I have an image of a proposed website.

How do I work out what px font-size value to set text to by counting pixels?

E.g. I have font-size: 14px, (in Arial) but counting from the top of an "L" and down the tail of a "p" I count 10 pixels on the "L", with an extra 3 on the tail of the "p". Which obviously doesn't give me 14.

Is there a way to workout the font-size value by counting pixels reliably?

2

The general problem is pretty much answered by What does the size of the font translate to exactly? - i.e. the size doesn't really mean anything very specific.

But given that you are working with a known specific font, you should indeed be able to translate a pixel count on your mockup to its nominal pixel size - you'd need to do a bit of experimentation to work out the ratio.

But I would suggest it's a lot easier to do this by comparison, i.e just change size on your webpage until it matches the mockup, overlaying a screenshot if necessary to check. Bear in mind though that your browser's font rendering is unlikely to precisely match either Photoshop rendering or browser rendering on another platform.

2

At typical text sizes, most fonts have anywhere from 1 to 4 pixels of 'buffer' top to bottom.

You can usually directly apply the pixel size you used when comping to your CSS. IOW, if Photoshop/Illustrator says 14px on 130% leading, your CSS would say

font-size:14px
line-height:1.3em
0

I don't think counting pixels is reliable. Reason being, when I cycle through fonts, say in Photoshop, they always display at random sizes. I know PS isn't the web, but this goes to show that 14px in one font can be much larger than it is for another font.
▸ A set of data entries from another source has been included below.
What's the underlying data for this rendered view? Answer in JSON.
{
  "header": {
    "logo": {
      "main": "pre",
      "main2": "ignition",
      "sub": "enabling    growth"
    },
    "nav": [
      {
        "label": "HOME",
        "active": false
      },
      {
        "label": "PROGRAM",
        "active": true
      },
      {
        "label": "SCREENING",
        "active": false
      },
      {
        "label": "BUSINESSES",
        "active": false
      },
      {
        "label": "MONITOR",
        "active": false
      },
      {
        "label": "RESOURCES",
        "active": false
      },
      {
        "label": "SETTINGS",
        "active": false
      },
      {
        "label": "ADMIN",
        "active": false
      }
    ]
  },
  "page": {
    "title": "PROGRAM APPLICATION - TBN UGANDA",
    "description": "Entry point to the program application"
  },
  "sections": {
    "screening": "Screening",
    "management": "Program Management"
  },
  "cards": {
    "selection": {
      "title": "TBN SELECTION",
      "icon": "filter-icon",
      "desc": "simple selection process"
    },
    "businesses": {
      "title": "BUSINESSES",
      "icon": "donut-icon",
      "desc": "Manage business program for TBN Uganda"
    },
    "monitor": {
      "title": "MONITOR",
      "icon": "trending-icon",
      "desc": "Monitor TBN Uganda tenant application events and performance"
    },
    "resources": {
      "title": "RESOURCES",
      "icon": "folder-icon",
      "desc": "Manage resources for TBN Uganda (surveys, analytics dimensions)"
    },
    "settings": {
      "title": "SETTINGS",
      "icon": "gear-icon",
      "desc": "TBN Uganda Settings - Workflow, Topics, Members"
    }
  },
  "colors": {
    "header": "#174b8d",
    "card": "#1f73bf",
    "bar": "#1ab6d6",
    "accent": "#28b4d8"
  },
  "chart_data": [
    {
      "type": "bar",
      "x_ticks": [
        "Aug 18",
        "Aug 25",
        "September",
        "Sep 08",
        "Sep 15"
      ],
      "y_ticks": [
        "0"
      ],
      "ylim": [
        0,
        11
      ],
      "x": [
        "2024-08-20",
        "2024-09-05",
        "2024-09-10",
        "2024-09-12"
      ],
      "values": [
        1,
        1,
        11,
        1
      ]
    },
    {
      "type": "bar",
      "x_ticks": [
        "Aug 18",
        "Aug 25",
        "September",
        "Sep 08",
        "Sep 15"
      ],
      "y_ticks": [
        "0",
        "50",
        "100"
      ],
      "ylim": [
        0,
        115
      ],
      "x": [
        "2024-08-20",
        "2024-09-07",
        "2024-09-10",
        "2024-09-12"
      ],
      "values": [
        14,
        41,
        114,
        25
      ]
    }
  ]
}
I've had success taking the screenshot into Photoshop and lining it up. Of course you need to make sure your screenshot was at 100% and that you have the same font.

The best and quickest way however to see what font size a webpage is using is to view the webpage source. If it is not mentioned by style="font-size: 14px;" somewhere in the tag, it is in the stylesheet (more than likely). Look for the link near the top of the page code that ends in .css and visit that link. Look for the font-size and font-family declarations. That will tell you what font is used and what the size is for various elements of the webpage.

  • 1
    If you're digging around in the code, you should be using the Firebug extension for Firefox. That will help you isolate HTML and CSS for the item in question and allow you to tweak it to your heart's content for preview purposes. – plainclothes Nov 14 '12 at 21:52

Your Answer

By clicking “Post Your Answer”, you agree to our terms of service, privacy policy and cookie policy

Not the answer you're looking for? Browse other questions tagged or ask your own question.